The RPTF maintains a series of themed caucus groups that explore funding opportunities, help identify and generate metadata on relevant collections, and encourage academic study and educational uses of radio in their respective areas.
African American and Civil Rights Radio
Chair: Bala Baptiste (Miles College)
The caucus seeks to publish relevant scholarship and make publicly available materials concerning the relationship between radio, African Americans, and the Civil Rights Movement, with a particular focus on the years between 1948 and 1968.
Chair: Alejandra Bronfman (SUNY Albany)
This caucus includes professors, graduate students, librarians, archivists and independent scholars. Its members work on publications that draw from recently digitized Caribbean materials in the US, creating lesson plans and disseminating information about their collections, including planning for a series of multilingual audio essays.
College, Community, and Educational Radio
Chairs: Laura Schnitker (University of Maryland), Kate Jewell (Fitchburg State University), Jennifer Waits (Radio Survivor)
This caucus supports and promotes the preservation of college, community and educational radio archives and resources.
Please contact the caucus here: RPTF.CCER@gmail.com
Gender and Sexuality
Chair: Kathy Battles (Oakland University)
This caucus seeks to identify and preserve recorded radio sound related to LGBTQIA communities, with a specific focus on women’s voices. It works with local broadcasters and collectors, as well as activists groups connected to LGBTQIA and/or feminist education and social movements.
History of In-Studio Performances
Chair: Kate Jewell (Fitchburg State University), Miles Levy (Smithsonian Channel), Elena Razlogova (Concordia)
This caucus works with music labels to document and increase the public availability of recordings and other materials connected to musical performances aired live from radio studios and remote venues.
Chair: Inés Casillas (University of California, Santa Barbara)
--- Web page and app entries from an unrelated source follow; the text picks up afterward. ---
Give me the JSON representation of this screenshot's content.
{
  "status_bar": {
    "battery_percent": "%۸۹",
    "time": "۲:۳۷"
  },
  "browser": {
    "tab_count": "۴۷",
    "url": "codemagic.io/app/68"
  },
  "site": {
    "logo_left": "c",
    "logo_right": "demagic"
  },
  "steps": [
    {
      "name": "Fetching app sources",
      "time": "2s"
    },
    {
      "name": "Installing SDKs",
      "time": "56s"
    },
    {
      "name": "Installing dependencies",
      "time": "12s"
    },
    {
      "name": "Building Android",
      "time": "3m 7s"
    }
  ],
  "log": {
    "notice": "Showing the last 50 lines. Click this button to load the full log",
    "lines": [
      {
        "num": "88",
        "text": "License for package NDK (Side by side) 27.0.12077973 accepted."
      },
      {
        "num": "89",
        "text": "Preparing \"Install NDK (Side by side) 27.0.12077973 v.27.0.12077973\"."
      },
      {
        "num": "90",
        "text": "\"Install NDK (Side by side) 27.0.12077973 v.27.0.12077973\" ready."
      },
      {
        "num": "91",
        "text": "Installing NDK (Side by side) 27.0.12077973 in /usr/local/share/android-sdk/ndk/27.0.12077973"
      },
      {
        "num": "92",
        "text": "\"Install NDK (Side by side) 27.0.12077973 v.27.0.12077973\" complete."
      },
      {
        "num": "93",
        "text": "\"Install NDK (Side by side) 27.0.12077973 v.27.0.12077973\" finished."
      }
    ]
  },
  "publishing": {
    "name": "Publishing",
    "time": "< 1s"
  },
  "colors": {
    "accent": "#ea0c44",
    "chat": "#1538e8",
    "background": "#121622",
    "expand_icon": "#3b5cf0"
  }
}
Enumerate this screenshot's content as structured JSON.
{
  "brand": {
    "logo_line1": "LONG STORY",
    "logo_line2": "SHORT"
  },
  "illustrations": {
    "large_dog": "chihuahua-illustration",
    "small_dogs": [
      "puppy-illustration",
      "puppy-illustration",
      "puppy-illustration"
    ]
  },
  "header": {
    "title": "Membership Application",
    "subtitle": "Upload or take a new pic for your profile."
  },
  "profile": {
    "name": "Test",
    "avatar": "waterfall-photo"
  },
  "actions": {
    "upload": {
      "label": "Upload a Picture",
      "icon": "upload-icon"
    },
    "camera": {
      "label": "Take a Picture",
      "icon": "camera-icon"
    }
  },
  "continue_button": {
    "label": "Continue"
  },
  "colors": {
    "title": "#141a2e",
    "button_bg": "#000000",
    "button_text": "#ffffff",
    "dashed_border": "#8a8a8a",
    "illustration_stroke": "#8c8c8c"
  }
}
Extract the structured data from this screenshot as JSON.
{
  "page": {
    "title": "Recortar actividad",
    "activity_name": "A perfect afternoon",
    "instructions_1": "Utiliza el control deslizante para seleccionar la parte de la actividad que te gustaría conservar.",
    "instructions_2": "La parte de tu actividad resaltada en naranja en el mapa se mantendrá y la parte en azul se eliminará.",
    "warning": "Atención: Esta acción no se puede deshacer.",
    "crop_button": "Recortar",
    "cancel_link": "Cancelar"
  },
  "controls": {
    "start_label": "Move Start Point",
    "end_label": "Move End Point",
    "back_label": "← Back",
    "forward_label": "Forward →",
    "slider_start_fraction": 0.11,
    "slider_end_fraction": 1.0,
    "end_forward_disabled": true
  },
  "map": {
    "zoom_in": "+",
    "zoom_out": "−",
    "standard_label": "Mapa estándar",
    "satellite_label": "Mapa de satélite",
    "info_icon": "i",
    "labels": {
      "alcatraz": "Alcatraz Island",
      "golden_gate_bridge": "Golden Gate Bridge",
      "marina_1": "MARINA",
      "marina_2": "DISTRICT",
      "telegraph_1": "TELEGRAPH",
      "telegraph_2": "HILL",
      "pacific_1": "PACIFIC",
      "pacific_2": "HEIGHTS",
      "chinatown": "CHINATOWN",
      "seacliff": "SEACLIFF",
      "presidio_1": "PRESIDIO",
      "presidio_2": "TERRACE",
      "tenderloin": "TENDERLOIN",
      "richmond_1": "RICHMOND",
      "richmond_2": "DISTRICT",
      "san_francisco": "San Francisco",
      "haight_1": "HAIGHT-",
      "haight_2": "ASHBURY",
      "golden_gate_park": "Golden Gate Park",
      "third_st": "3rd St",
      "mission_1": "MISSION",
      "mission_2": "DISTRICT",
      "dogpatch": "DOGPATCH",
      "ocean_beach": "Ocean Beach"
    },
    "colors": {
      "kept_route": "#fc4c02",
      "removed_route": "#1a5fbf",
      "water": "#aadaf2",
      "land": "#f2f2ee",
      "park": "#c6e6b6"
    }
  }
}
This caucus focuses on identifying collections of early Spanish-language and bilingual radio, facilitates the preservation of Spanish-language and bilingual radio materials, and encourages academic and public scholarship on Spanish-language and bilingual radio for broadcasting history and culture in the United States.